The house was built on and incorporates the remains of an
older structure, visible on the 1750 maps of Dublin. Situated on the lands owned by
Hannagh Tilson Magan it was commissioned by her or by her son William Henry Magan
between 1815 and 1820.
William Magan is known to have employed the Architect William Farrell to design a country
house, Clonearl, in Co. Offaly in 1815. This house was destroyed by fire in the 1840's but
it is clear from the surviving plans that the distinctive pillastered design is mirrored in
both Killyon manor, co. Meath another Magan/Loftus house and in Corke Lodge. Unusual
fenestration and similar door treatments also link the two surviving properties. Close by
the church at Crinken, endowed by Hannagh Magan was also designed by Farrell. So it would not
be unreasonable to assume that Corke Lodge, which has all the hallmarks of an architectural
'capriccio' is by the same hand. The main façade and the two front reception rooms are in
the classical style. The rooms at the back and above have gothic detailing.
The last Magan owner of this property as well as the other huge
Magan/Tilson/Loftus estates was Augusta. Her eccentricities and reclusive life are said to
have inspired Charles Dickens, who visited Dublin, in his creation of Miss Haversham, in the
The most striking feature of the house is the bold architectural treatment of the classical
facade, a miniature of the two great houses mentioned above. By contrast, the back
elevations are in a flat gothic stile reflecting the romantic nature of the planted 'wilderness'. The interiors retain all their original features in terms of marble mantle
pieces, pillared architraves and plasterwork.

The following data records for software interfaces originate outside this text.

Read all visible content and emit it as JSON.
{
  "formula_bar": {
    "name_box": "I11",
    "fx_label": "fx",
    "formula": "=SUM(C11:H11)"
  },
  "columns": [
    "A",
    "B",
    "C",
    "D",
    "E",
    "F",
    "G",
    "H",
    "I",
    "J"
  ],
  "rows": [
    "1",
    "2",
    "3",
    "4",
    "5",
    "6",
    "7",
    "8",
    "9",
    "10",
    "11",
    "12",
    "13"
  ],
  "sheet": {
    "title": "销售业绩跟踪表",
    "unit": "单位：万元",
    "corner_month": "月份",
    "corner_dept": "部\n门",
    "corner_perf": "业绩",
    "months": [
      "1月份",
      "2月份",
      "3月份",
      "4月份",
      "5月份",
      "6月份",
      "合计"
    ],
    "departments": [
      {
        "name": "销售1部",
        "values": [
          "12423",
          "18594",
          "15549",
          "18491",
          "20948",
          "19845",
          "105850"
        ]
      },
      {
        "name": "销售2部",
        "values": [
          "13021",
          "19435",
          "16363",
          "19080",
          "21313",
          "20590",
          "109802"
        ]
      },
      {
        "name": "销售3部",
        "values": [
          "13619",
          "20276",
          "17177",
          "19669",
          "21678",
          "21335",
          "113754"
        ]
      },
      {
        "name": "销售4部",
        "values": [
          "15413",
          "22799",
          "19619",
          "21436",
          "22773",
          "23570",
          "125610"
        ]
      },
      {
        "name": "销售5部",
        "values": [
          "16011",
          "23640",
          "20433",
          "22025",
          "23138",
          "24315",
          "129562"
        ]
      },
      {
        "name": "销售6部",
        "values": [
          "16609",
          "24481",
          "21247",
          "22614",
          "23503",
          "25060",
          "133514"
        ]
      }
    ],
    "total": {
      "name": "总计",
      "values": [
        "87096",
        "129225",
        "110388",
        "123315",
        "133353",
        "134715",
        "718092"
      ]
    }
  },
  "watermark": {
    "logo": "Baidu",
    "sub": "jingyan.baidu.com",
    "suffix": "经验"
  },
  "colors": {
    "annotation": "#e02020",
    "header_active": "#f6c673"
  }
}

Although the house originally would not have
been used for more than a few days a year by the Magans when bathing in the nearby sea or
visiting the family tombs at Crinken, it has been continuously inhabited since its
incorporation into the Woodbrook estate By Sir Stanley Cochrane in 1906. Sir Stanley, heir
to a mineral water fortune, was an accomplished athlete and opera singer who created on his
estate championship cricket pitches a golf course and the Laurel Park Opera House, precursor
of Glyndebourne, and where Dame Nellie Melba sang.
The gardens are an intrinsic part of
the presentation of Corke Lodge. Planted as a pleasure ground soon after 1815, it
contains fine specimens of Evergreen Oaks, American Cedars and Sequoias as well as a
magnificent Cork tree. These were meant to evoke a Mediterranean olive grove, in
keeping with the Italianate trend in the development of Killiney and Bray. Using
this as a backdrop the garden was recreated incorporating the re-erected remains of
Glendalough House, a Tudor revival mansion built for the Barton family by Daniel
Robinson in Anamoe. Robinson designed the nearby gardens at Powerscourt. Because of
a favourable microclimate the gardens now boast an extensive and rare collection of
sub- tropical plants and trees that reflect the spirit of the original concept of
The house as it presents itself today was
restored and furnished in 1980 by architect Alfred Cochrane. It pioneered the current
trends in historicist restoration of country houses and was featured in a number of
local and international publications.
"There is more fun at Corke Lodge..."
writes Jane Powers, The Irish Times
"where the 'ancient garden' of box parterres is punctuated by melancholy gothic follies, and emerges eerily from the dense boskage of evergreen oaks, myrtles, and a writhing cork oak tree with deeply corrugated bark. Avenues of cordyline palms and tree ferns, dense planting of sword-leaved New Zealand flax, and clumps of whispering bamboos lend a magical atmosphere to this rampantly imaginative creation."
The garden was featured in Diarmuid
Gavin's Gardens of Ireland on RTE on Jan 5th. 2001. Since 1999 it is part of the
Dublin Garden Group,
www.dublingardens.com, and is open to visits by appointment. Telephone (01)
2822821. Text and Mobile: 0872 447 006